Confronting Hate – an offense to the diversity of God’s creation – at My Brother’s Keeper
“Whenever people are targeted for who they are – whether it be because of their race, their ethnicity or nationality, sexual orientation or gender identity, if it’s because of their sex or disability or appearance or size, if they are singled out for their economic status or their immigration status – it is wrong,” said Dorothee Benz in her opening remarks at My Brother’s Keeper: People of Faith Confront Hate Crimes. “It’s an offense to the diversity and wonder of God’s creation. And as God’s people called to mirror God’s radically inclusive love in the world, we are here today to do something about it.”

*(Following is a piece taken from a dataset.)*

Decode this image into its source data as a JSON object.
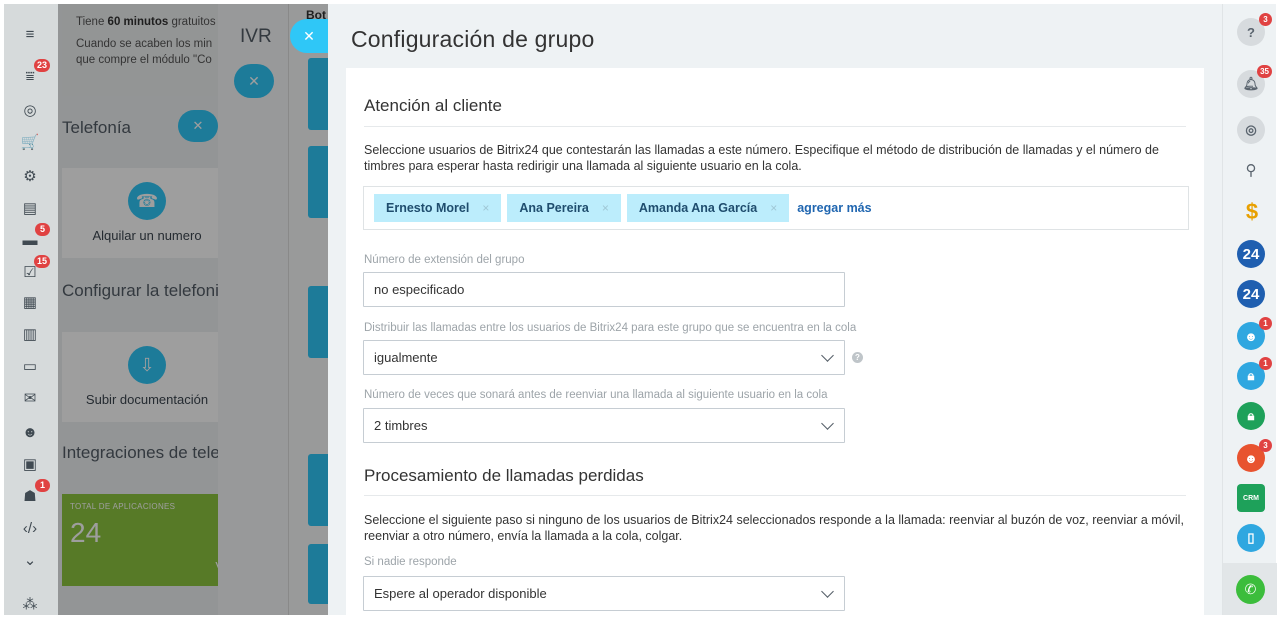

Thus began an extraordinary day on Saturday, November 20, as 150 people from across the New York Annual Conference gathered for a ground-breaking event to talk about the problem of hate violence and articulate a Christian imperative to respond. The day was opened and closed in worship, rooting us in the liberating message of the Gospel and the belief that God calls upon us to defend and welcome all the oppressed and marginalized.
We were welcomed by Luisa Martinez, pastor of the Spanish and English congregations of Grace UMC in Manhattan, which extended its radical hospitality to us. Among the attendees was Bishop Jeremiah Park, who also extended greetings.
Joshua Noblitt offered a meditation reflecting on his own experience as the victim of an anti-gay hate crime in July. The encounter put him at a spiritual fork in the road, he said. One path before him and before all of us is the path of fear, which counsels retaliation, suspicion and building barriers to try to protect ourselves. The other, the path of love, seeks justice and understanding and breaks down barriers. Walking down this path, Noblitt wonders about the teenagers who attacked him, what led them to that moment, where did they learn to hate gays? At home? In church?
The keynote panel for the day, “How is the hate supported in church and society? How is the hate countered?” picked up on this uncomfortable question. Christianity has been the face of love and a force of liberation, but historically it has more often been a force of oppression and domination. Moderator Traci West and panelists Terry Todd, Rosario Quinones and Fred Brewington explored this dualism in a variety of ways – how it has played out in racist, anti-immigrant and homophobic currents in U.S. history; how the Bible has been both a tool of liberation and a tool of violence; and the reality of hate violence and the inadequate vocabulary we have as a society to talk about its underlying causes.
An afternoon performance of “What killed Marcelo Lucero?” by the Teatro Experimental Yerbabruja offered a sobering and graphic look at the violent consequences of rising anti-immigrant rhetoric and politics. The play re-enacts the escalating hostility and resentment of white Long Islanders and the corresponding increase in harassment and violence, anger and suspicion experienced by Latino Islanders, a combination that led to the 2008 murder of Lucero by a group of youths out beating up Latinos for sport.
The performance was followed by a discussion of what we can do, individually and collectively, to end the violence. Structured discussion continued in a time of small group conversation but dialogue and connections were happening all day – in the hallways, at lunch, during the love feast in the closing worship and even after the event ended.
One thing that was clear from every presentation and discussion throughout the day was the close connection between words of prejudice or exclusion and acts of violence. This realization again brings the role of the church into stark contrast – the UMC’s doctrine that “homosexuality is incompatible with Christian teaching,” for instance, or the habit of too many Christians to use Biblical texts as weapons of exclusion and domination. In the end, it was clear to those gathered at My Brother’s Keeper that we stand in that minority tradition in the church that challenges oppression and violence and that we must go out and act in that tradition.
Many of the discussions turned to the question what can we do, concretely, individually, in our congregations, in our communities? My Brother’s Keeper researched and compiled a series of resources that participants could take back with them as tools to help with this task. We agreed that the day was not the end but really only the beginning of the work. The work begins, as Margarita Espada from the Teatro Experimental Yerbabruja put it, “at the kitchen table,” challenging bias and intolerance within our families, and it continues from there. Event organizers encouraged participants to share ideas, commitments, questions and experiences on the My Brother’s Keeper Facebook page.
“Our church has a voice,” said Fred Brewington. We must use it to speak out against injustice, hate and violence, and to educate ourselves and our communities. “This is a good start,” he added. “We have a lot of work to do.”